New YouTube video out now! Watch some lifts and listen to some of my thoughts on making short term sacrifices in order to become the strongest, healthiest, and happiest person you can be in the long term.

Thankful for the Common Cold

Yes, even getting sick has a positive side.

Before I go any further, I want to clarify that I know most sickness are serious and difficult to deal with, and these are not what I’m addressing in this post. But almost because of that fact alone, there are a few reasons why I am actually thankful for the occasional common cold, and why you should be too.

While annoying, having a cold actually makes you realize how happy you are and how thankful you are when you are in good health. We often times take for granted that most of us have relatively healthy lives, free of the many serious illnesses that millions of people are affected by every day.

The cold is a relatively non-serious infection that gets us to temporarily snap out of this mindset and force us to remember how much we should value our good health and how serious we should be about taking care of our bodies in order to prevent injury and sickness in the future.

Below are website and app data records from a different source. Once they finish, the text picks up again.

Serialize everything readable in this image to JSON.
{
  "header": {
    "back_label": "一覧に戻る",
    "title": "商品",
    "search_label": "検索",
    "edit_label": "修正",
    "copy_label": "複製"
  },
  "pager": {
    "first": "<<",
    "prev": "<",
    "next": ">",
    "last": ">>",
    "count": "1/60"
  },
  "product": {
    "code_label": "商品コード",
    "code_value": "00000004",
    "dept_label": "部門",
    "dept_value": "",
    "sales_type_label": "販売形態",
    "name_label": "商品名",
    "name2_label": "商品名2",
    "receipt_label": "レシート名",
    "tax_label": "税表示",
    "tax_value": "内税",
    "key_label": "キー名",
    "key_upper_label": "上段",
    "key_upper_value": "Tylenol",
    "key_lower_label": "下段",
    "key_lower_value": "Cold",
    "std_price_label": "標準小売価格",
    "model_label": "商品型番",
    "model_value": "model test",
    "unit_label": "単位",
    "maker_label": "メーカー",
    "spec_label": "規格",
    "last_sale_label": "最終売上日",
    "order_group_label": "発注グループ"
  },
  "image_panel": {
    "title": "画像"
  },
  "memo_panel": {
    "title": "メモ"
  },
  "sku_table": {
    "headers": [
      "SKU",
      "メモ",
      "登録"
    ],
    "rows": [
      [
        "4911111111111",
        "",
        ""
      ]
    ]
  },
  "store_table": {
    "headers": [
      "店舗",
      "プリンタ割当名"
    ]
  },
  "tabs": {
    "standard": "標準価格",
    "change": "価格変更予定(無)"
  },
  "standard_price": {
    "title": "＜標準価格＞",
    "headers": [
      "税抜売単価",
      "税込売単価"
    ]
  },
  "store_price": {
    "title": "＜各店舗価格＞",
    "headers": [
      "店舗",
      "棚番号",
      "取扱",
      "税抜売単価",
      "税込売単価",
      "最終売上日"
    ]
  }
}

Think about it, the last time you got a cold, what did you do? You started drinking lots of water, paid more attention to what you ate, you drank less alcohol, you got to bed early, and sure, you probably took some sort of anti-inflammatory and a bit of NyQuil, but the point is that you immediately started to take care of yourself.

After a week or two of this behavior, your cold was gone.

Now, aside from the reactive OTC drugs you took, if drinking lots of water, eating well, consuming less alcohol, and sleeping more all helped you get rid of sickness, you best believe that taking those measures proactively can help you prevent sickness.

Getting a cold not only makes you realize how much you value not being sick and how you shouldn’t take good health for granted, but it also teaches us how we should live and treat our bodies to help prevent further sickness. Now most of us get rid of the cold and then are back to our old behaviors of a bad diet, less water, more alcohol, and less sleep, but we need to keep these illness curing behaviors in our lives constantly and proactively in order to prevent sickness and ultimately live a healthier, stronger, and happier life because of it.